5) Better for liberalism to have a mixed Congress etc. Maybe it worked before, but it's not good for us right now. Clinton caved to the conservatives in Congress by introducing and signing Don't Ask, Don't Tell as a way of dealing with the issues of gay people serving in the military. That's a good example of "compromise" legislation. Not that good stuff didn't happen with that mixture, but right now, liberals need to get their judges into the judiciary and need to get rid of the Global Gag rule and Abstinence-Only Funding and overhaul all the disastrous legislation Bush wrought (No Child Left Behind, anyone?). Bush has vetoed more legislation than anyone in history - does anyone really think Palin (Kristol's choice for President) would be any different if people did stuff she didn't like, particularly given her behaviour during Troopergate? I fear again for the DOJ and US Attorneys if she ever takes charge.

Right, that's out of my system.

Vote tomorrow. Please.

Saturday, November 01, 2008

Resolved in October
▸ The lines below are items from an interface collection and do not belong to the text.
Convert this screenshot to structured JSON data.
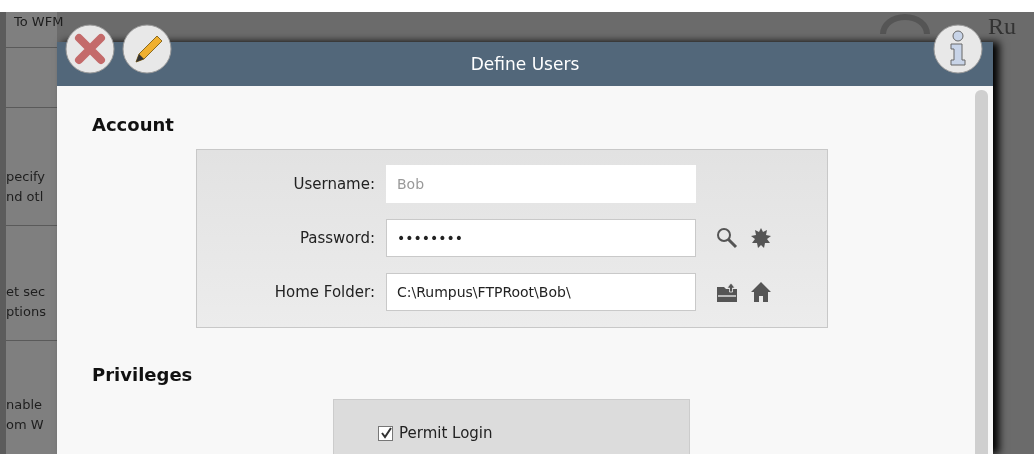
{
  "background": {
    "header_text": "To WFM",
    "logo_text": "Ru",
    "snippets": [
      [
        "pecify",
        "nd otl"
      ],
      [
        "et sec",
        "ptions"
      ],
      [
        "nable",
        "om W"
      ]
    ]
  },
  "window": {
    "title": "Define Users"
  },
  "account": {
    "heading": "Account",
    "fields": [
      {
        "label": "Username:",
        "value": "Bob",
        "disabled": true,
        "kind": "text"
      },
      {
        "label": "Password:",
        "value": "••••••••",
        "disabled": false,
        "kind": "password"
      },
      {
        "label": "Home Folder:",
        "value": "C:\\Rumpus\\FTPRoot\\Bob\\",
        "disabled": false,
        "kind": "folder"
      }
    ]
  },
  "privileges": {
    "heading": "Privileges",
    "options": [
      {
        "label": "Permit Login",
        "checked": true
      }
    ]
  }
}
  1. Done and done.
  2. 26.2%. I'm not sure I actually believe that, given that last month's fat percentage was 27.6, but it's what the scales said about half an hour ago. I've not been to the gym in a couple of weeks, but I have been trying to eat well - at least one salad a day, and I'm still playing football twice a week. I feel that I've made a bit of a breakthrough in terms of my eating more sensibly and enjoying it.
  3. Dance parties seem to be the only way, and we had a glorious one at the end of wine club last month, although it did break my iPod.
  4. We watched The Sting in honour of Mr. Newman, and are going to have The Hustler on tonight.
  5. Reading has been somewhat neglected - I've been so tired that not really reading as much as I'd like, and certainly very little classic stuff. I'm currently reading Away by Amy Bloom, which is my choice for book club (ok, not great) and I finally read Middlesex by Jeffrey Eugenides. I was a little disappointed - everyone raved about it so much, and I loved the first half of it, but then it got a bit dull, weirdly. You'd think it would be right up my alley, what with it exploring what it means to feel like a boy, or a girl, but I don't think he actually did that much with it. It all boiled down to have sexual feelings for a girl, and that was explained away by the testes. Yet... the exploration of the pressures on a teenage girl, on needing to fit in and be like the others - that is more universal than this character, and it would have been a bit better, I think, if somehow that message had been conveyed.
  6. Bought some gorgeous chrysanthemums today, specifically for the purpose of fulfilling the resolution - so it works! Of course, Clem has already had a nibble, but they're safe so far. Having said that, now Winston is on the attack. TOH is trying to prevent a floral disaster.
  7. Not really done anything new, I don't think, but we did the lamb with sage & rosemary for my mum this week, and that's about it. We've been meaning to try something new, so that's a spur to try one this week.
  8. For culture, went to the Frick with my mum. It was brilliant - we didn't spend long there, just had a look at the Vermeers and the Holbeins, and the amazing Goya. There's a new Whistler, or at least one I don't remember seeing, which is gorgeous. The Frick is the perfect museum - just the right size. The house is beautiful as well, and as I've been there quite a few times, I had a good look at the fittings, the vases, the lamps - things that I've not really noticed before. There was a lot of beautiful Japanese lacquered wood, absolutely exquisite.
So that was October. Rock on November.